...a very blurry, small view of Jupiter with the 4mm and Barlow...
Be aware that a 4mm eyepiece and a 3x barlow at the same time will give you a very high magnification - too high! For regular Jupiter viewing I would suggest you stick to 100x or 200x at most, unless the air is exceptionally still. (After a few sessions you'll find out what "Still" air means.)
A lot of beginner scopes like this are sold with barlows that tend to give too much power, my advice is to keep it packed away for most sessions.
So I'd stick to using that 4mm on its own, jupiter will look quite small but with practice you can usually tease a bit more detail out of the image.
I don't have one of these scopes, but my experience of comparing cheap modern eyepieces with expensive ones is that the lower cost ones are generally OK these days. 4mm is quite a high power so the extra magnification will cause a lot of blurriness and it will take patience to get the focusing at its sharpest, so don't panic if everything is looking fuzzy at the moment.
For a first stage I would suggest a few things that are nothing to do with the eyepieces at all...
- Collimation - look this up, it just means adjusting the two mirrors
so your eye is looking right down the tube in a straight line.
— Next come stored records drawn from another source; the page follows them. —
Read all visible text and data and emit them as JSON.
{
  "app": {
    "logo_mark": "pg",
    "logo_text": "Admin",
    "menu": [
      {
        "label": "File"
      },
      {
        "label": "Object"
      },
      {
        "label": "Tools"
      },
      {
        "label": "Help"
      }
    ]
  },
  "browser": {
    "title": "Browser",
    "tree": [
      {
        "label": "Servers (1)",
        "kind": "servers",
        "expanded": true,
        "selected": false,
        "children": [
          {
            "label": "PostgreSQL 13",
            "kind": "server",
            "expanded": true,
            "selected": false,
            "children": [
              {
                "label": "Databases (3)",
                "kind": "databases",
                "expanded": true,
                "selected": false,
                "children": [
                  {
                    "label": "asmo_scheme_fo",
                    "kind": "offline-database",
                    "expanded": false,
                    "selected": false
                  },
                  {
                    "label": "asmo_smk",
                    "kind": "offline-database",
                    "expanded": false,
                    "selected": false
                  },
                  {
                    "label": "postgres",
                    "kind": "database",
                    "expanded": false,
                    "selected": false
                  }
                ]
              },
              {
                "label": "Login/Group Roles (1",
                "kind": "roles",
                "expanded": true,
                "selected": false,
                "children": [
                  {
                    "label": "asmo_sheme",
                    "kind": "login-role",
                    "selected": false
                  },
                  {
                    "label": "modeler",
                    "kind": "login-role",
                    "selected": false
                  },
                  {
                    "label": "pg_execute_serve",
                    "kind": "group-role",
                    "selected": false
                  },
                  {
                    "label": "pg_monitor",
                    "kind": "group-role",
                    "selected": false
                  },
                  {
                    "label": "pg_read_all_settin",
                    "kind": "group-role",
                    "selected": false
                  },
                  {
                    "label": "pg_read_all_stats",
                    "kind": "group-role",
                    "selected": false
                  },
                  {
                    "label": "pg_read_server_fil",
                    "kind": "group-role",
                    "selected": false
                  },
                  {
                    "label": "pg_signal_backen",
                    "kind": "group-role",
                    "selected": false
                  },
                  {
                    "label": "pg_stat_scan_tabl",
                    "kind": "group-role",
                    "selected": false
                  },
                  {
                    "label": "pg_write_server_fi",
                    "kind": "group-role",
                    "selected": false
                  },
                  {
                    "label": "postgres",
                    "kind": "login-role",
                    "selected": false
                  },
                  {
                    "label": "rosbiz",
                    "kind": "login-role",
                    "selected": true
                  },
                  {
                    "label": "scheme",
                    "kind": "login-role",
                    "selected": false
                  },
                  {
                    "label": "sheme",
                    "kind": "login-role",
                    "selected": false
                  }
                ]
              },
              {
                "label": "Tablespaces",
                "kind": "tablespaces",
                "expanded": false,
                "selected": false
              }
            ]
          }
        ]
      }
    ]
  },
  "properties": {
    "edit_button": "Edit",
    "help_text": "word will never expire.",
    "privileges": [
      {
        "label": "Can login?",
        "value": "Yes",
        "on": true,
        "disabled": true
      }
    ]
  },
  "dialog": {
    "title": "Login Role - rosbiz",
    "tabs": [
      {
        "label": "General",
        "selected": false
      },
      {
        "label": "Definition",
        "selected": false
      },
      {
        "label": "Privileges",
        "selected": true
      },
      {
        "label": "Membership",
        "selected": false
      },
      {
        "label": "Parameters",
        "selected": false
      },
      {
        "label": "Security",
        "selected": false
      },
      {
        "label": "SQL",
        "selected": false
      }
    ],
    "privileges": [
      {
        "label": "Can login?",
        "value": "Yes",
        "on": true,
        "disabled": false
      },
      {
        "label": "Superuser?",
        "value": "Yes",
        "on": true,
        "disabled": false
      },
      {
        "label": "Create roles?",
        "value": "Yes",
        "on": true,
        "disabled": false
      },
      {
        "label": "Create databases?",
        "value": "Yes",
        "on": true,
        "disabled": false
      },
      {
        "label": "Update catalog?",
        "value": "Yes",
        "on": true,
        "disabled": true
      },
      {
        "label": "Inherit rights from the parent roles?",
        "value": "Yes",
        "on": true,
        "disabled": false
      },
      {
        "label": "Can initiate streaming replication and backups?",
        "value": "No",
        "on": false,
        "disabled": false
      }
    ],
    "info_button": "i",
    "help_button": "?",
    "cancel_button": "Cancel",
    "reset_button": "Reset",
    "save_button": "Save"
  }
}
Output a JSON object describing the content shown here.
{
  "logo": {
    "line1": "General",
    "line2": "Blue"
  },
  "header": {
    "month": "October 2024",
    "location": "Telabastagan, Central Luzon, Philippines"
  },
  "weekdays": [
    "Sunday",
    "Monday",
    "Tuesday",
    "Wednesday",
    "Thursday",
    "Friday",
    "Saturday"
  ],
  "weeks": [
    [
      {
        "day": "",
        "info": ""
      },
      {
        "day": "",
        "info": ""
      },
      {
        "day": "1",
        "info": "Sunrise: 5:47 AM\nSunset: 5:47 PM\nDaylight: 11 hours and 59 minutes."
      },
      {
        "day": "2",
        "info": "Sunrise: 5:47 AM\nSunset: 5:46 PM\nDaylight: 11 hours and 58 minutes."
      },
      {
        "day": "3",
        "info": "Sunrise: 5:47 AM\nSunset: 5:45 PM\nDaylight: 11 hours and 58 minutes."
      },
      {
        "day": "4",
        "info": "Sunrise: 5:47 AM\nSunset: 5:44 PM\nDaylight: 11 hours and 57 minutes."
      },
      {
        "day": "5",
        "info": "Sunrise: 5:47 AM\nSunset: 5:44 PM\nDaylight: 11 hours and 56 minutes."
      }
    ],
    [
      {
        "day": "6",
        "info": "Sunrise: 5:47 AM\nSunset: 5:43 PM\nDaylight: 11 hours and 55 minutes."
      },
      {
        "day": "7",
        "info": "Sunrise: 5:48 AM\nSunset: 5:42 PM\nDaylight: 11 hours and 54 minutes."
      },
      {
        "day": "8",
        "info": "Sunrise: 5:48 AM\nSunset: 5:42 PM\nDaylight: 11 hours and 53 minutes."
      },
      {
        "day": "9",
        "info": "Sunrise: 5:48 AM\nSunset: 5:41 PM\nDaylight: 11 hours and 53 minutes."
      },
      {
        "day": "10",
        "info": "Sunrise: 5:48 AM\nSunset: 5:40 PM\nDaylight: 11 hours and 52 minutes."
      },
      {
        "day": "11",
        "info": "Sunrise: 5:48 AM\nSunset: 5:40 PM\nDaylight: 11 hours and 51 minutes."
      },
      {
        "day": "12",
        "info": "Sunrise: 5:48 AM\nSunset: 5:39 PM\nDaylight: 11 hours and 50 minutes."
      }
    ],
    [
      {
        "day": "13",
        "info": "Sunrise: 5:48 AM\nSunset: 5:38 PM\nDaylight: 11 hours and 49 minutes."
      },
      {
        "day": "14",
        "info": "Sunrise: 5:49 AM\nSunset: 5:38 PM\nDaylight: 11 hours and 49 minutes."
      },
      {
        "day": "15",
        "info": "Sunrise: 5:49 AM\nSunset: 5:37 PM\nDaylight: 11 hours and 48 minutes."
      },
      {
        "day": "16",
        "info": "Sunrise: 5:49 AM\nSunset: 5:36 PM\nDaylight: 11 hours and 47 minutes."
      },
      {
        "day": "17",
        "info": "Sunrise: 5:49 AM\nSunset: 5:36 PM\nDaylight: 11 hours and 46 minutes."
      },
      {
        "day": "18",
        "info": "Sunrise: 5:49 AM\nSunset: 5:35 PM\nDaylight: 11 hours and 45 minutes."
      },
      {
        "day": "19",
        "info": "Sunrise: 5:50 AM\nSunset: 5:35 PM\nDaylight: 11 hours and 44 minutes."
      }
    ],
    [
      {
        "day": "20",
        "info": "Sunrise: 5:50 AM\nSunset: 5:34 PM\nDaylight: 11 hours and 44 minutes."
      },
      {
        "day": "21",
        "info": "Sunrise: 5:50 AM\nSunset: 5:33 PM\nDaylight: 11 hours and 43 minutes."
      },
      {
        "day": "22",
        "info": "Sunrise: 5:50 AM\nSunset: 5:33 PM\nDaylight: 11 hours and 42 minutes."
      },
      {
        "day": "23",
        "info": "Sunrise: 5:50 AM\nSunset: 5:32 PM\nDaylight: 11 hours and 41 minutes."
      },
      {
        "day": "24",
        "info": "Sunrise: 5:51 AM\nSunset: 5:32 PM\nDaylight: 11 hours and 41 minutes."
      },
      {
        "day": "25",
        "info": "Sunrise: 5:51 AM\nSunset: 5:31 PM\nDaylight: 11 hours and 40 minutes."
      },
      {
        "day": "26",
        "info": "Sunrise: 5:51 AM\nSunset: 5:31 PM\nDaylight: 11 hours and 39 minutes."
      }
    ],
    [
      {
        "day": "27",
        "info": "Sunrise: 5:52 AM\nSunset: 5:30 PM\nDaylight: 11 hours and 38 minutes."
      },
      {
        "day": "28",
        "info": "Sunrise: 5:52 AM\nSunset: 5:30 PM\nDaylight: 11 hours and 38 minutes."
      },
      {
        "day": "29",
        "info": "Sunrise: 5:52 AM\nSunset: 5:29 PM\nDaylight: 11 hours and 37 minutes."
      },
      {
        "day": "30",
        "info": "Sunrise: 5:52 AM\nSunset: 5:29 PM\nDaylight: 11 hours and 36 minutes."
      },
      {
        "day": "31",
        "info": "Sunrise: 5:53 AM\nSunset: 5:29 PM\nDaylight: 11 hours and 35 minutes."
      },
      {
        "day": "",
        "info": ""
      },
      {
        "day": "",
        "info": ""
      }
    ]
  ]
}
For a
long focal length scope like yours, it's not likely to be a problem
unless one of them is wildly out of line.
- Tube currents/thermal behaviour - on almost any cold night, when
the tube and main mirror are still warm from being indoors, rising
air currents in the tube will mess up your image and make it
shimmery, at high power. Low power will look OK. It might take an hour or so for the image to improve (a guess)
Anyway, in summary my guess is changing the eyepieces straight away won't make a dramatic difference. Eyepiece makers will say otherwise of course :)